Premier League Clubs Set To Meet Next Week Hoping To Compromise Cost Control Deal

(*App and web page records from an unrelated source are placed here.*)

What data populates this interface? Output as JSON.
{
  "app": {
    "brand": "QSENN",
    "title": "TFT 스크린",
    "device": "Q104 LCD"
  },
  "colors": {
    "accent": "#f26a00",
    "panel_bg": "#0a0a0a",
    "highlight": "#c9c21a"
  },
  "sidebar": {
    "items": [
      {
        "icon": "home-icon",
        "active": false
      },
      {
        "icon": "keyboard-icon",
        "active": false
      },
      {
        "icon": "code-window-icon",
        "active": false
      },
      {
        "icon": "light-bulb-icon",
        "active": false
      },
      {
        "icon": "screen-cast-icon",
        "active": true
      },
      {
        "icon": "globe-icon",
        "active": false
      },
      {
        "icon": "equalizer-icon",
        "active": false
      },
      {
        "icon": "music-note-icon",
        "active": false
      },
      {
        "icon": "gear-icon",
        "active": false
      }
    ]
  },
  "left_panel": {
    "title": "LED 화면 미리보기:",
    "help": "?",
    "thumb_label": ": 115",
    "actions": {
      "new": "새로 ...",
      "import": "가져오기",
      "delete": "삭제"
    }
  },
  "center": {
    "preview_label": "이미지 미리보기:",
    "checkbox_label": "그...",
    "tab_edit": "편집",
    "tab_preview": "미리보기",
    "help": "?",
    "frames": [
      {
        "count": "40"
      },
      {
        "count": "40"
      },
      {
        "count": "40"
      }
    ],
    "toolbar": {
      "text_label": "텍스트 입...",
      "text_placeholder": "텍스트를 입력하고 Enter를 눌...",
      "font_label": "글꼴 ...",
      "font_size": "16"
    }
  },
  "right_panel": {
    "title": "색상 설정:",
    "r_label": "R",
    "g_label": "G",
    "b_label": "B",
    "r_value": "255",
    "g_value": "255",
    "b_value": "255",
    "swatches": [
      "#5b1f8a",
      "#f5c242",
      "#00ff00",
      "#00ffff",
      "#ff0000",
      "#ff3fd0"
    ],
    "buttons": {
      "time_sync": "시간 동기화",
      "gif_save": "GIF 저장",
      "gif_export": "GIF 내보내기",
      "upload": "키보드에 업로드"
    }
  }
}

Premier League football clubs "will gather next week for a fresh attempt to reach a compromise deal on cost controls, with opinion still sharply divided on how, or even whether, to force clubs to live within their means," according to Roger Blitz of the FINANCIAL TIMES. Ideas include "allowing clubs a permitted level of losses per year or a limit on the amount salaries can be increased, or a combination of the two." A senior exec at a leading club said, "The devil is going to be in the detail." Nonetheless, change "is in the air as football’s most lucrative and profligate league embraces financial realism." Even Chelsea and Manchester City, the two big culprits in football’s spendthrift culture, "profess to be disciples of this new doctrine of frugality." Both clubs "completed the January transfer window by turning a net profit on their deals." Deloitte Sports Business Group Lead Partner Dan Jones said that clubs were "now in a reporting period that counted towards the break-even rules" of UEFA. Jones said the relative restraint shown by clubs in this window might "reflect an increasing focus on clubs achieving more sustainable levels of expenditure." Privately, several clubs "suspect the bigger beasts want cost controls to reinforce their Premier League stranglehold." University of Michigan Sport Management Professor Stefan Szymanski said the smaller clubs are essentially being offered golden handcuffs -- "an agreement to limit financial competition, which almost guarantees that small clubs will never be competitive on the pitch" (FINANCIAL TIMES, 2/1).